Process and intention

Suppose you have two writers of equal ability.

Both these writers want to improve their writing, but follow different approaches. The first one commits to writing an article every week of the year. The second one commits to write often, but to write only when they feel like it. At the end of the year, who do you think will be the better writer?

We all know that to get better and to master a craft, we need consistent and deliberate practice. But intention is an unreliable fuel for our practice. This is because intention is fickle. I might feel inspired today and tomorrow. But it is unlikely that I feel inspired day after day.

Intention works like the numbers in the Fibbonacci series. With every passing burst, it grows in magnitude, but it is also further apart. If intention were to guide our craft, our practice sessions would grow to be spaced further apart, and our mastery would fail to keep pace with our intention. This gap causes us to fret, be frustrated and eventually give up.

A process is a different. Like a flywheel, it stores momentum. Once I publish 19 weekly articles, it is almost impossible to not publish the 20th one. Once it is primed, the momentum of a practice sustains our work through difficult times. It more rescembles a series of evenly spaced numbers, which appear with ruthless consistency and compound over time.

Elizabeth King was spot on when she stated ‘Process saves us from the poverty of our intentions’.

Downstream blindness

In the 1960s and the 1970s, car manufacturing plants in the US would be filled with bins of fasteners.

Workers on the assembly line would then dip into this bin to find a bolt for their assembly. If the bolt didn’t fit, they would throw it to a discard pile and reach into the bin for another bolt. Even if they spotted a defective bolt, they were encouraged to find a replacement and keep the line moving.

It was important to keep the assembly line moving. Any break in flow would cost the company thousands of dollars. Therefore, it was cheaper to use tolerate imperfect fasteners in the supply chain and keep the line moving. As a result, American cars were less reliable. They broke down more often. The problem of stopping the line was visible to the plant managers, but not the quality issues that this decision caused downstream.

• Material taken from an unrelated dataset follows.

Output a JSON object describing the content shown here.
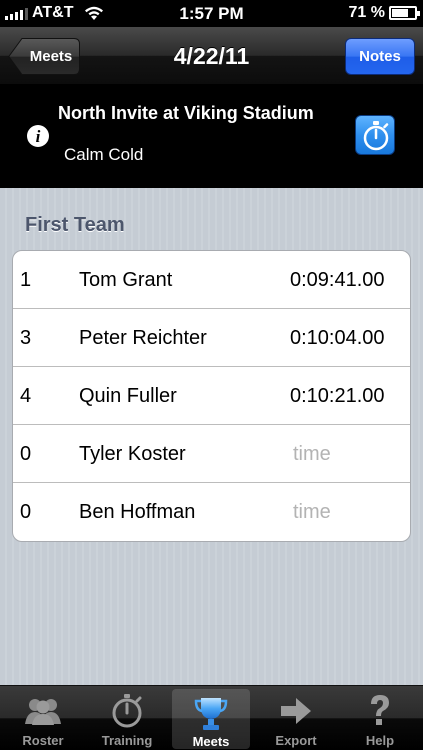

Japanese car manufacturers adopted a different approach. Whenever workers spotted even a minor defect, they would stop the entire assembly line, analyze it and remedy it. That way, this defect would not move downstream and affect hundreds of vehicles. Because the interruption came at a great cost, they took every measure to ensure that it didn’t happen again.

When Toyota cars hit the market in the 1960’s, their parts fit more perfectly and with fewer defecty than any other car before it. The Toyota Corolla, launched in the 1960s’, remains the world’s best selling car today.

It is expensive to break the flow of an assembly line. However, it is more expensive to let defects flow through. The second kind of cost is harder to see, but can be deadly. It ultimately drove American car manufacturers to bankruptcy.

In today’s complex world, our decisions and actions always have consequences downstream that we are likely to be blind to. When we make a compromise, what are the ways it backfire downstream?